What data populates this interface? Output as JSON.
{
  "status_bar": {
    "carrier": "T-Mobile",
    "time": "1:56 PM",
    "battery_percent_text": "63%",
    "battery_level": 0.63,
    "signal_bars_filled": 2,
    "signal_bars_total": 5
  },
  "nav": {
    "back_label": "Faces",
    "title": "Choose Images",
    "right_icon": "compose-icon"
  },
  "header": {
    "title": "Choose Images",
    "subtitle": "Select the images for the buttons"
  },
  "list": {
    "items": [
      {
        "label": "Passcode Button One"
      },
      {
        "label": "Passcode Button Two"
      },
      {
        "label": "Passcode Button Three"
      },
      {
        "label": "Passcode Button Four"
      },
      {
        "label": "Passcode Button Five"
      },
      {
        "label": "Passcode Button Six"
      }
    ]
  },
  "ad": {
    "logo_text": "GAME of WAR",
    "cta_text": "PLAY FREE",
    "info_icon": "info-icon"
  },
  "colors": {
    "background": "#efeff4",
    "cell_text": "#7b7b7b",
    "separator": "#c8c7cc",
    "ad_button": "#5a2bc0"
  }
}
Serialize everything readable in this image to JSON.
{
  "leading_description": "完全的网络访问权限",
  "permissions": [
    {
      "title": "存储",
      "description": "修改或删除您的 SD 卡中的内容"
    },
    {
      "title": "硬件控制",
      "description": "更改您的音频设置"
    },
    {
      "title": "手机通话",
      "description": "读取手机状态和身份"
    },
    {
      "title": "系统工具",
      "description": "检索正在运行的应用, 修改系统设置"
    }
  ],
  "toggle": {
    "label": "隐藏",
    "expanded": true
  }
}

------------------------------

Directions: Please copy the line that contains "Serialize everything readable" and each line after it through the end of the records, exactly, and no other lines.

Answer for this exercise:
Serialize everything readable in this image to JSON.
{
  "leading_description": "完全的网络访问权限",
  "permissions": [
    {
      "title": "存储",
      "description": "修改或删除您的 SD 卡中的内容"
    },
    {
      "title": "硬件控制",
      "description": "更改您的音频设置"
    },
    {
      "title": "手机通话",
      "description": "读取手机状态和身份"
    },
    {
      "title": "系统工具",
      "description": "检索正在运行的应用, 修改系统设置"
    }
  ],
  "toggle": {
    "label": "隐藏",
    "expanded": true
  }
}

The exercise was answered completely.